▶ **Data for this exercise**:
_ _ _ _
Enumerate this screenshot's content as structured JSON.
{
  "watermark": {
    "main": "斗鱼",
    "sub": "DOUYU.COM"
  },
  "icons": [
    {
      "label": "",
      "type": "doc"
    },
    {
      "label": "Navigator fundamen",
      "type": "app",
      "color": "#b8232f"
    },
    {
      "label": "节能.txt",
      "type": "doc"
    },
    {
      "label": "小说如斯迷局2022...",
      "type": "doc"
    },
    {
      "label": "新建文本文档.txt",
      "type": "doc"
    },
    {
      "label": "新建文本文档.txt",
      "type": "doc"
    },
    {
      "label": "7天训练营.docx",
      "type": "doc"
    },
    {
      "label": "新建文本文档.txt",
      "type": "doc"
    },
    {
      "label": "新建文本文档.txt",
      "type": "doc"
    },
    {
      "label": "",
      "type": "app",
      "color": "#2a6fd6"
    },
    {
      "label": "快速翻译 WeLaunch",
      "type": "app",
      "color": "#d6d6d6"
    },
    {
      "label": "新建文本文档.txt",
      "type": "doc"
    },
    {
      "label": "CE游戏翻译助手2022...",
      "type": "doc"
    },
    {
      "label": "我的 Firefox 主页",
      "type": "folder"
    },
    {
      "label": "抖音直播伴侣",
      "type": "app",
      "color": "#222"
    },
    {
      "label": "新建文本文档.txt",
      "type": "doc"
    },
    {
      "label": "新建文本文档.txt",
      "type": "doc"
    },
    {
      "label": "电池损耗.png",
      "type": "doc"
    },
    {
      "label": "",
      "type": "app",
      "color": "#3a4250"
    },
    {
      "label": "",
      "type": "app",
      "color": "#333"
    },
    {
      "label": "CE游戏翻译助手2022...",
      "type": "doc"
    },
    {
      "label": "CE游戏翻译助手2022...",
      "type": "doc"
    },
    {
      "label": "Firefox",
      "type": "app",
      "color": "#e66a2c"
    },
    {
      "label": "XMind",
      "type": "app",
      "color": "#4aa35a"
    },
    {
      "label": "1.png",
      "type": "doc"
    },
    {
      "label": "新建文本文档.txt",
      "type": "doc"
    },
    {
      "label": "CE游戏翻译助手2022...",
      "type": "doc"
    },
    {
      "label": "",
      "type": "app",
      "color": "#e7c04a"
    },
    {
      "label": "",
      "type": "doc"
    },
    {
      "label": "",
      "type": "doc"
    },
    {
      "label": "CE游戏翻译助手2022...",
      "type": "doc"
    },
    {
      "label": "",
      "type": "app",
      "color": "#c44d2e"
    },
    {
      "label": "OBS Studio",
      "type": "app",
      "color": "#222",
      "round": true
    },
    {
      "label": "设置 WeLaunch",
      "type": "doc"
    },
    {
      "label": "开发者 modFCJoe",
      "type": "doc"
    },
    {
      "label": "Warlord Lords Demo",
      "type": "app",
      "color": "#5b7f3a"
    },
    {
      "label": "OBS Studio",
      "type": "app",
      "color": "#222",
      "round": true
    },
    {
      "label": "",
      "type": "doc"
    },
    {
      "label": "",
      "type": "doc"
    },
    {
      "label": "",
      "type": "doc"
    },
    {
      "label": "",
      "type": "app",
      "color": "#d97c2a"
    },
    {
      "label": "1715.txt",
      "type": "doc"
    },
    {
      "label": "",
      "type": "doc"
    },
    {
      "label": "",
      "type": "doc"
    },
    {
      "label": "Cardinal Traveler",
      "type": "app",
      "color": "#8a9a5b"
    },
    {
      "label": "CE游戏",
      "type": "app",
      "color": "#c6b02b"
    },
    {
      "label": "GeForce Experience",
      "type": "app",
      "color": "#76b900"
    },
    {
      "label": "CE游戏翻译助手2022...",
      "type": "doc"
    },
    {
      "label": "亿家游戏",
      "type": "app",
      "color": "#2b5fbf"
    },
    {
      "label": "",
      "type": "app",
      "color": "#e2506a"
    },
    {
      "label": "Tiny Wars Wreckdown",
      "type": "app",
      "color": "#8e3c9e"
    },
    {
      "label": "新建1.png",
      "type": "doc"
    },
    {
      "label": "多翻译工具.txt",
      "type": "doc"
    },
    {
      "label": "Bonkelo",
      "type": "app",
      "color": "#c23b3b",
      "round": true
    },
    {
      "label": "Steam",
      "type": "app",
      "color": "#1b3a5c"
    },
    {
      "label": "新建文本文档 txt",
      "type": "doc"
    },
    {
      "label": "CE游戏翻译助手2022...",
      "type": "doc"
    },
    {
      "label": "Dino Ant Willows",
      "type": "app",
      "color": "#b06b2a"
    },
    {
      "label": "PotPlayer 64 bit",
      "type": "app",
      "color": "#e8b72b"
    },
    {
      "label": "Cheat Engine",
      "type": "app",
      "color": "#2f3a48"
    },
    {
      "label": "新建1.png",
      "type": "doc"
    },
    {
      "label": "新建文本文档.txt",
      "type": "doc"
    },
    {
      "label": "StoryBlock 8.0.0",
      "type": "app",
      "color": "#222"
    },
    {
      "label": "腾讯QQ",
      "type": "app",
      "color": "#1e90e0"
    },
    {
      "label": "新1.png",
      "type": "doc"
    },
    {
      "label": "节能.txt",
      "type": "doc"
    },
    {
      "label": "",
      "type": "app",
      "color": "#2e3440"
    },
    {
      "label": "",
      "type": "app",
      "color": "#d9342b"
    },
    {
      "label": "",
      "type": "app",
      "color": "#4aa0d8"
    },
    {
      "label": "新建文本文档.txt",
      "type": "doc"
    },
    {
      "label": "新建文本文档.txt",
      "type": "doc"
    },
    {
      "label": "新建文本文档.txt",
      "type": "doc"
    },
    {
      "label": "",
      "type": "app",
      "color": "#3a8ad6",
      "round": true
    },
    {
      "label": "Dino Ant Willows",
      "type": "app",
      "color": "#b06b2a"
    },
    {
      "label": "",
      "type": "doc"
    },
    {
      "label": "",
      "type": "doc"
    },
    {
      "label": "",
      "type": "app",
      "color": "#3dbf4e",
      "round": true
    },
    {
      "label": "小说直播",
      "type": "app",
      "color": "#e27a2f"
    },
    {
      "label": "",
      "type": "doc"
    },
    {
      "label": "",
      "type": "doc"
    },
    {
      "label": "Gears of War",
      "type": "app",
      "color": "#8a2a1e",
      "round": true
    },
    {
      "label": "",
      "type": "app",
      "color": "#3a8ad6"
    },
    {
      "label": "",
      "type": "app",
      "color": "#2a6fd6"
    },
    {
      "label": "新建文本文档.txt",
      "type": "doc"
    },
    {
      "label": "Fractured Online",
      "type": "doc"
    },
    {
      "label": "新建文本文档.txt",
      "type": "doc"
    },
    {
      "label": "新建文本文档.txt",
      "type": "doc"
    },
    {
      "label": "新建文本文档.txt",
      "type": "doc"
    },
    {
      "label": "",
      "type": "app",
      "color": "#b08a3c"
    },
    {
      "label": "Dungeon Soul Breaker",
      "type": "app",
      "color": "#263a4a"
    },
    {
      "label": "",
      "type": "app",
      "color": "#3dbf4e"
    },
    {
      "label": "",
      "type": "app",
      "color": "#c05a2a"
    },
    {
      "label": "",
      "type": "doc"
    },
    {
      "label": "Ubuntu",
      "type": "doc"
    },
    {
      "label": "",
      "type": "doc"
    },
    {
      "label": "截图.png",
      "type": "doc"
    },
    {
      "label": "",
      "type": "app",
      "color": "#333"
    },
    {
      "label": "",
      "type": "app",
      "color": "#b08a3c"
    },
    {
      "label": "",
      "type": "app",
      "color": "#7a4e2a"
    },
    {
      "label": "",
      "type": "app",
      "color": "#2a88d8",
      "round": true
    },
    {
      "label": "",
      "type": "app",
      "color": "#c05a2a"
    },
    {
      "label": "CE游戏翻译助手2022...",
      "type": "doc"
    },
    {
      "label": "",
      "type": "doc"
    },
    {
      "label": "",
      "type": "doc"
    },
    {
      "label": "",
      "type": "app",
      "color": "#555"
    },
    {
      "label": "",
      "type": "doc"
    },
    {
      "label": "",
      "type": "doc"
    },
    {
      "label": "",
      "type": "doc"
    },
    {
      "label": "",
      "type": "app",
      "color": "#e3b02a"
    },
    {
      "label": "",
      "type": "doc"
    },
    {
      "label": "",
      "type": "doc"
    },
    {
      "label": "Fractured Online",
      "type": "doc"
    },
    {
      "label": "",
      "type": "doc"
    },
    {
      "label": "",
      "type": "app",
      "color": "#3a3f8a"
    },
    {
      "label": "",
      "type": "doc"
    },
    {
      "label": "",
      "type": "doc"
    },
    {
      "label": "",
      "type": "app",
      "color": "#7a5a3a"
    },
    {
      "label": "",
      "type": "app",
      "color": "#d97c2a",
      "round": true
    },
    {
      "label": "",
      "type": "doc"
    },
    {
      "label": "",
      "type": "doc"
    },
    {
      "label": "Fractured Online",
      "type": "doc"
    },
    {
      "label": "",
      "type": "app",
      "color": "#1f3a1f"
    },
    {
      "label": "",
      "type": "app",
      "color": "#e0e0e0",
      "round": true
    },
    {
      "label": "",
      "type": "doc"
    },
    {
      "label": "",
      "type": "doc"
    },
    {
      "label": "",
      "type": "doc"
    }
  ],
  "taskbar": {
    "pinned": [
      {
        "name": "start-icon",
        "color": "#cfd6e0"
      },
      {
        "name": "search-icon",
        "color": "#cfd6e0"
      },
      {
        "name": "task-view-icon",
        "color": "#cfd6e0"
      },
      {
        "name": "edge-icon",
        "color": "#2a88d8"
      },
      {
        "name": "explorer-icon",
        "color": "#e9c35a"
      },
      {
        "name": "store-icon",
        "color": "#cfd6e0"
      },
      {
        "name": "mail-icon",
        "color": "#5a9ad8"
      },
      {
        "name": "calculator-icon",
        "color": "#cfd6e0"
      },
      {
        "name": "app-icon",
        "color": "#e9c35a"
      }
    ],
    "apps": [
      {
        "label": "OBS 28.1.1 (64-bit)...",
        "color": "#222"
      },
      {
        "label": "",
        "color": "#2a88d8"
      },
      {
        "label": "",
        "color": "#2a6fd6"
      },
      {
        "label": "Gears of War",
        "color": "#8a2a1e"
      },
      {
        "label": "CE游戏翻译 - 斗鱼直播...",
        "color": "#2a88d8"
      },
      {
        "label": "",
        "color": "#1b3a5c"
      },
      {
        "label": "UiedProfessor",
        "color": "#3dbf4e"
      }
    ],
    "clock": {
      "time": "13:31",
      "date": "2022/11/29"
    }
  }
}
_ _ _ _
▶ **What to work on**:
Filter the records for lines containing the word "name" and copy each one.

▶ **The answer**:
        "name": "start-icon",
        "name": "search-icon",
        "name": "task-view-icon",
        "name": "edge-icon",
        "name": "explorer-icon",
        "name": "store-icon",
        "name": "mail-icon",
        "name": "calculator-icon",
        "name": "app-icon",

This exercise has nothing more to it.